In Sunday’s interview on CBS News’ “Face the Nation,” Florida Senator Marco Rubio talked about the upcoming presidential debate and answered critical questions on foreign policy.
Rubio was asked about how the U.S. relationship with Cuba might change upon the reported eminent death of Cuban dictator Fidel Castro.
“Well, it won’t be the direction the president has taken it over the last four years.”
“Let me give you an example. They have these things called people-to-people trips to Cuba, which ostensibly is for Americans to be able to travel to Cuba, be in contact with everyday Cubans. That’s not what they are. They’re really tourism trips.
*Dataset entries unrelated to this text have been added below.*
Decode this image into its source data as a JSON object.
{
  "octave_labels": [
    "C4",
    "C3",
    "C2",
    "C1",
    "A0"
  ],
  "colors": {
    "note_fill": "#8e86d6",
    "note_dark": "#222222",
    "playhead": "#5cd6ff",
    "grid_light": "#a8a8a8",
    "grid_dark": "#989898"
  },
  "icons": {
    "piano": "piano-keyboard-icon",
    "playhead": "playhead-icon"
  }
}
I mean, people go over there for salsa dancing and cigar-rolling lessons. And all it is is a source of hard currency for the Castro regime. You talk about Fidel Castro being near death. I don’t know that to be true, but I can tell you what’s been dead for over 50 years in Cuba, and that’s democracy. There are no political freedoms in Cuba. And I think that, sadly, over the last four years, the cause of freedom in Cuba has been — has been hurt by this additional trips to Cuba and remittances that are providing hard currency for that regime.”
Rubio said the following in response to the question “are there lessons to be learned for today’s politicians from what happened during the Cuban missile crisis?”
“Well, you read the accounts after the fact, it was even more chilling in terms of some of the advice that the president was getting from his military officials at the time. You look back in hindsight and maybe you’re glad he didn’t take some of that advice, in terms of some of the issues.”
“Look, I think war and armed conflict is always the last of all the options you have on the table. I think you try to avoid that at all costs. Sometimes it’s unavoidable. That’s the lesson of World War II. I think the other lesson of the last 50 or 60 years, however, is that, the stronger the U.S. military, the stronger our defense capabilities, the stronger the chances for peace are.”
“And that’s a lesson of the Cold War and thereafter is you always want — I think and I believe and Mitt Romney believes strongly that the world is a safer and better place that the United States is the strongest military power on earth. The stronger you are, the less likelihood you’ll ever have to use it.”